Captain Jennie Ray arrives on the bridge to find her entire executive team bent over monitors or indicating things to one another on diagnostics displays. It’s a picture of activity she’d usually associate with blaring alarms and an air of mild panic. This is too calm. She coughs loudly. The 2XO spins about.
“Sorry, Captain. Good morning. We were hoping to resolve this before you arose.”
“Too late. As you’re not all running around, I presume nothing is broken. So what have you lot discovered to make my watch interesting?”
The 2XO looks almost embarrassed.
Jennie claps her hands together.
“Marvellous! You know I love coming across old vessels. What have we got? Freighter? Battleship? Liner?”
“Freight and passenger.”
“A free trader? Out here? That’s got to be a Barsoomian Soomsak. When would that be?” She gazes off into thin air for a moment before nodding to herself: “24th century, 23rd if we’re lucky.”
The Engineering XO turns from his sensor screens, shaking his head.
“Try 19th century, and Jasoomian.”
Jennie elbows a couple of slow-reacting subordinates out of the way so she can see the main display. Her eyes widen.
“You cannot be serious…”
The vessel is covered in ice, sparkling in the light from the nearby star. Between the two masts a single funnel protrudes from the minimal upperworks. The hull is long and rather narrow.
She reaches out to magnify the view.
“There are people standing on the deck!”
The 2XO moves up next to her.
“Flash frozen at point of transit is the most likely explanation.”
She looks at him.
“Portal uptake casualty?”
“That’s what we were trying to confirm. Back then, the only vessels touching Jasoom were Blemenase or Zetaret raiders. That ship is over 90 metres in length. Which means it could only have been scooped up by the portal field of a Blemenase Vortern. Even they should have recorded a transit uptake error of that size.”
Jennie gives a low whistle.
“Those things were huge. Would have taken this and a fair swathe of ocean along with it. I pity those on board, but at least it was quick.”
“I’m not sure how close to absolute zero portal non-space gets, but you’re right. They would have frozen solid before they realised anything.”
“Why are you having problems?”
“That sailed centuries ago. Even in the twentieth, records were minimal. Now? It’s barely above guesswork.”
“Get the scout to move aft. They often had the name and other identifiers painted on the stern back then.”
Surprised looks are exchanged. The image blurs, then stabilises.
The Engineering XO mutters the strange words under his breath before speaking out loud.
“S.S. Ismailia, Glasgow.”
There’s a flurry of activity. The Navigation XO speaks up first.
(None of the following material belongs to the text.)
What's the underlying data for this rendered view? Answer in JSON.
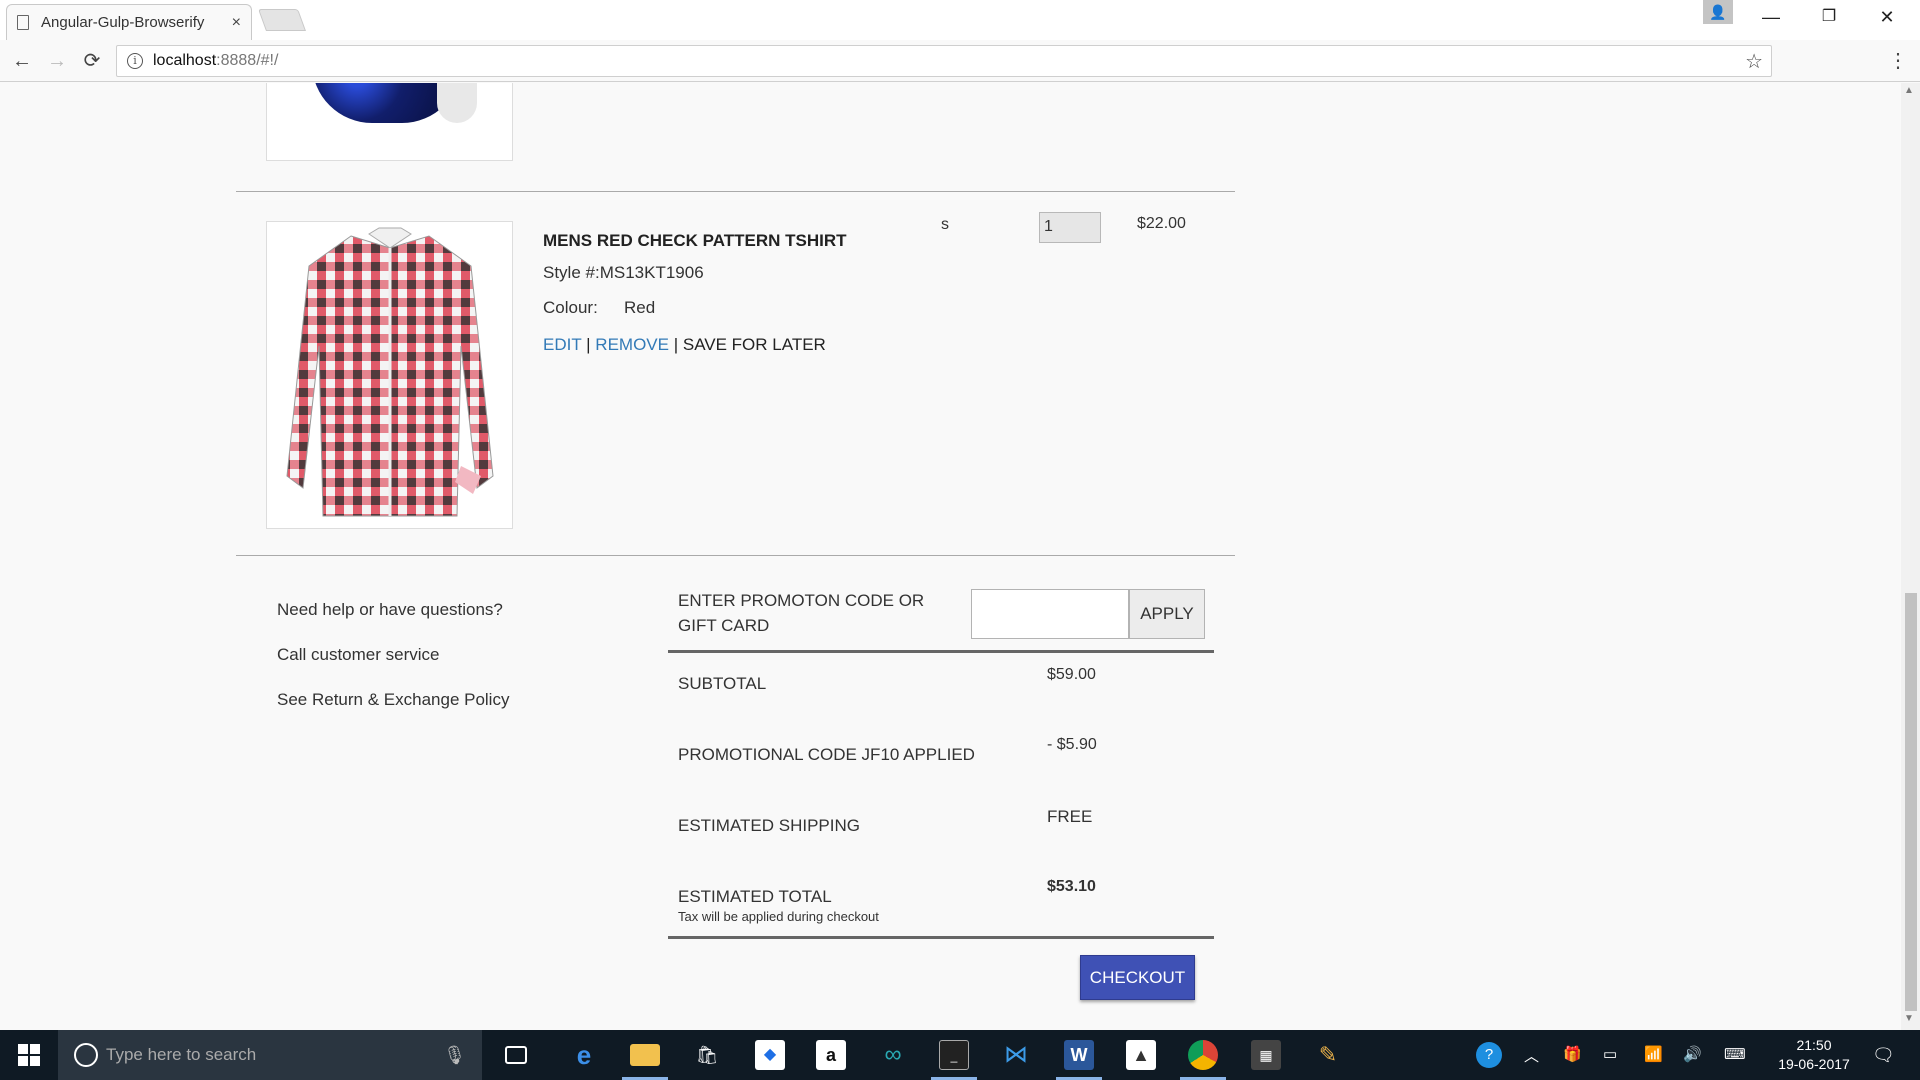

“1873. Lost with all souls aboard on the way from New York City to Glasgow.”
Jennie turns to the 2XO.
“Permission granted for Freespace Grave Beacon placement. Send notice that some of those once lost have been found.”
She looks about. Everybody on the bridge straightens up. Head coverings are removed. Jennie takes a slow breath, then says the words they all hope never to have read for them.
“There lies another vessel that did not return to port. Grant those who fared forth upon her peace, oh powers, and let them return at last from the long night to the heavens they call home. Blessed Be.”
If you enjoy my stories on here, you might like to try my flash fiction collection – https://lothp.org/book/between-the-thunder-and-the-sun/ – or some of my other books.
They’re available as ebooks for all devices, paperbacks, hardbacks, and OpenDyslexic font paperbacks. You can find details of all currently available titles on my website – https://lothp.org/published-work/ (each book page has non-affiliate universal links for every available edition).